The Supreme Court of the State of New York’s Second Department has overturned a decades-old precedent when it ruled that a false claim of homosexuality is no longer defamation per se. Such a false claim can still be considered defamatory, but plaintiffs will have to prove that they’ve been damaged by it. Before the ruling, under New York law, examples of defamation per se include falsely accusing someone of a heinous crime or having a “loathsome disease.” Falsely claiming that someone is homosexual had also been lumped in. Defamation per se is a false accusation that is so damaging that plaintiffs don’t have to prove that they suffered damages, unlike defamation claims. The NBC News had a piece.

Business Insider had a piece “Dominion is ramping up its defamation lawsuits for election conspiracy theories. Trump and his right-wing media allies could be their next target.

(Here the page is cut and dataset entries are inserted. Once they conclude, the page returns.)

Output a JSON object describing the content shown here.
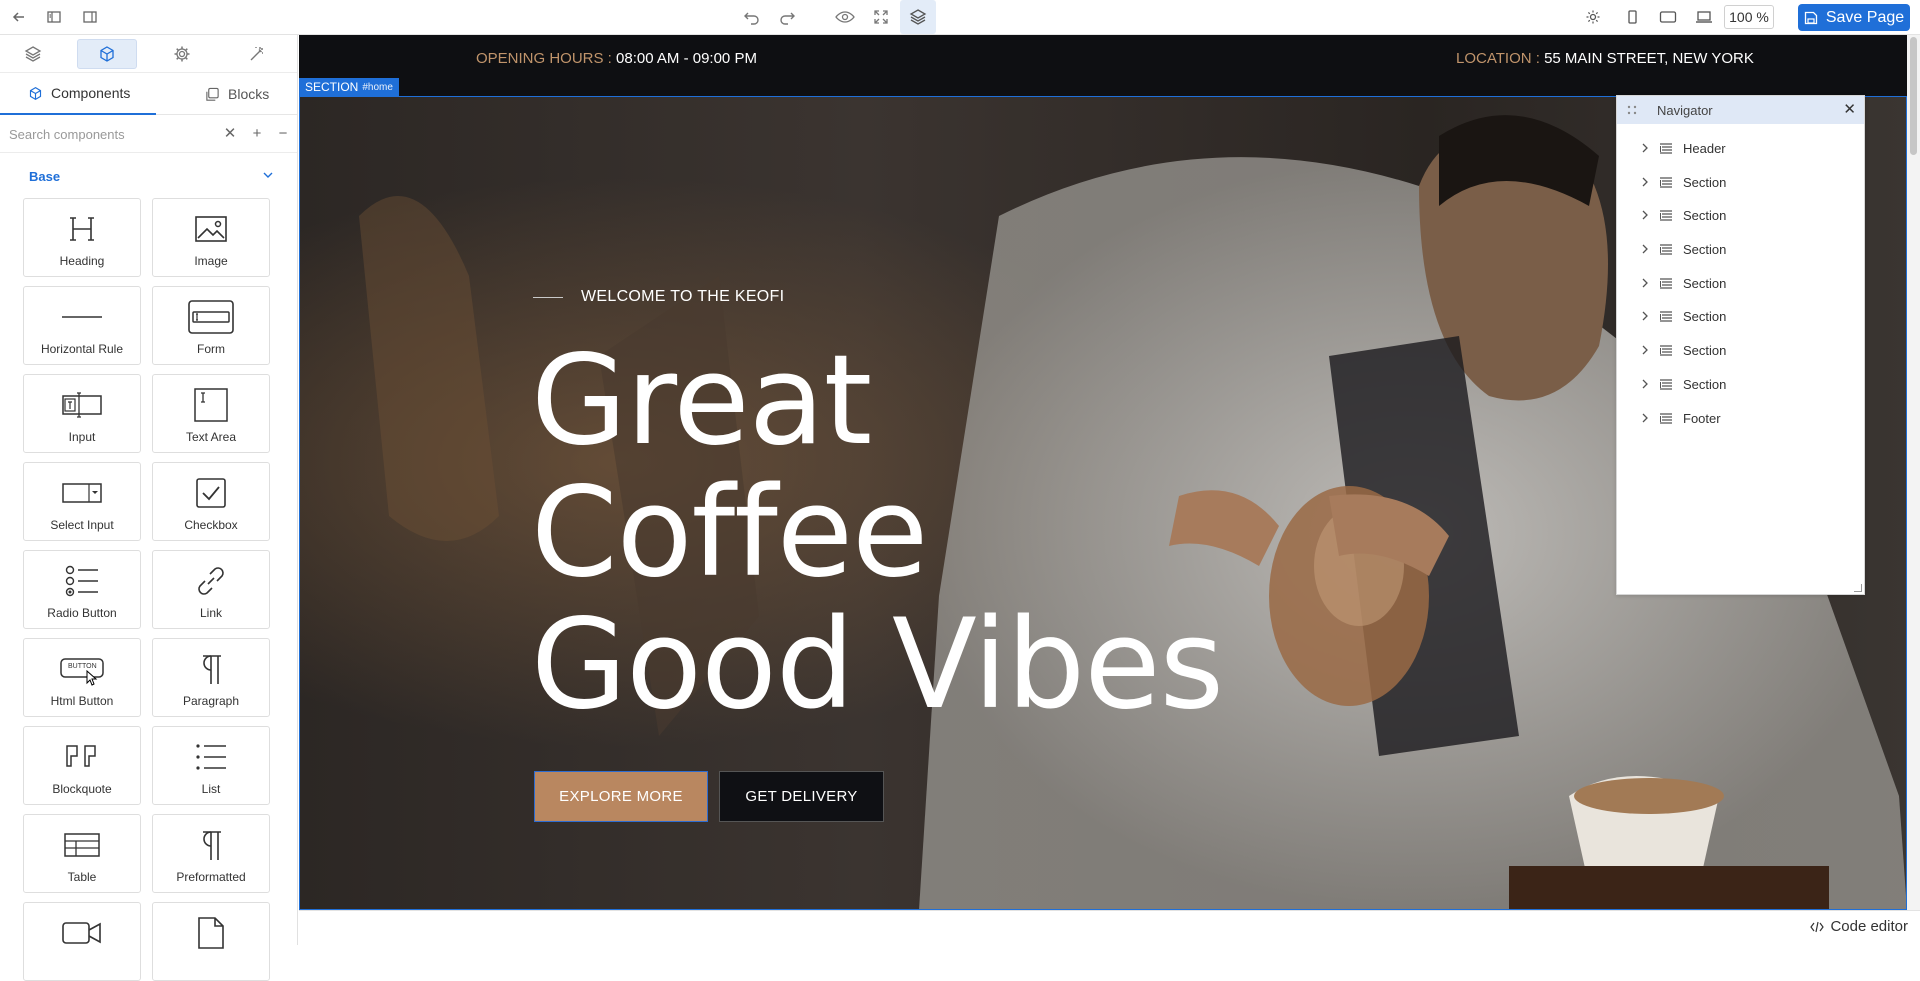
{
  "toolbar": {
    "zoom": "100 %",
    "save_label": "Save Page"
  },
  "left_panel": {
    "tabs": [
      "Layers",
      "Components",
      "Settings",
      "Style"
    ],
    "subtabs": {
      "components": "Components",
      "blocks": "Blocks"
    },
    "search": {
      "placeholder": "Search components",
      "value": ""
    },
    "category": "Base",
    "components": [
      {
        "label": "Heading",
        "icon": "heading-icon"
      },
      {
        "label": "Image",
        "icon": "image-icon"
      },
      {
        "label": "Horizontal Rule",
        "icon": "hr-icon"
      },
      {
        "label": "Form",
        "icon": "form-icon"
      },
      {
        "label": "Input",
        "icon": "input-icon"
      },
      {
        "label": "Text Area",
        "icon": "textarea-icon"
      },
      {
        "label": "Select Input",
        "icon": "select-icon"
      },
      {
        "label": "Checkbox",
        "icon": "checkbox-icon"
      },
      {
        "label": "Radio Button",
        "icon": "radio-icon"
      },
      {
        "label": "Link",
        "icon": "link-icon"
      },
      {
        "label": "Html Button",
        "icon": "button-icon"
      },
      {
        "label": "Paragraph",
        "icon": "paragraph-icon"
      },
      {
        "label": "Blockquote",
        "icon": "blockquote-icon"
      },
      {
        "label": "List",
        "icon": "list-icon"
      },
      {
        "label": "Table",
        "icon": "table-icon"
      },
      {
        "label": "Preformatted",
        "icon": "preformatted-icon"
      },
      {
        "label": "",
        "icon": "video-icon"
      },
      {
        "label": "",
        "icon": "file-icon"
      }
    ],
    "button_icon_text": "BUTTON"
  },
  "page": {
    "info_left_key": "OPENING HOURS :",
    "info_left_val": " 08:00 AM - 09:00 PM",
    "info_right_key": "LOCATION :",
    "info_right_val": " 55 MAIN STREET, NEW YORK",
    "section_tag": "SECTION",
    "section_id": "#home",
    "welcome": "WELCOME TO THE KEOFI",
    "headline": [
      "Great",
      "Coffee",
      "Good Vibes"
    ],
    "btn_explore": "EXPLORE MORE",
    "btn_delivery": "GET DELIVERY"
  },
  "navigator": {
    "title": "Navigator",
    "items": [
      "Header",
      "Section",
      "Section",
      "Section",
      "Section",
      "Section",
      "Section",
      "Section",
      "Footer"
    ]
  },
  "bottom": {
    "code_editor": "Code editor"
  },
  "colors": {
    "accent": "#1f6fd8",
    "brand": "#b98760",
    "dark": "#0e0f12"
  }
}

New Claims

Three new claims were issued in the Media and Communications List this week: two “non-media” libel case and one misuse of private information/data protection case.

Last Week in the Courts

On 14 January 2021 there was a statement in open court [pdf] in the case of Emmanuel v Associated Newspapers before Nicklin J.

On 15 January 2021 judgment was handed down by the Court of Appeal in the case of Wright v Granath [2021] EWCA Civ 28.  The appeal against Jay J’s dismissal of Dr Wright’s lawsuit under article 27 of the Lugano Convention was allowed by a 2:1 majority on the basis that the cause of action in Norway requires negligence which is not required in the English cause of action. There was a 5RB case comment.

On the same day Jay J handed down judgment in the case of Soriano v Forensic News LLC & Ors [2021] EWHC 56 (QB).  The claimant obtained permission to serve a US defendant out of the jurisdiction, successfully overcoming the hurdle of section 9 of the Defamation Act 2013. There was a 5RB case comment.

Research and Resources

Next Week in the Courts

As already mentioned, on 19 and 20 January 2021 Warby J will hear an application for summary judgment in the case of Duchess of Sussex v Associated Newspapers.

Reserved Judgments

The following reserved judgments after public hearing in media law cases are outstanding:

B.C.Strategy UK Ltd v Keshet Broadcasting Ltd heard 17 November 2020  (Saini J).

Riley v Sivier, heard 11 December 2020 (Collins-Rice J).

Tinkler v Ferguson, heard 16 December 2020 (McCombe, Peter Jackson and Dingemans LJJ).

Please let us know if there are other reserved judgments which we should be listing.

This Round Up was compiled by Nataly Tedone who is a media and entertainment paralegal.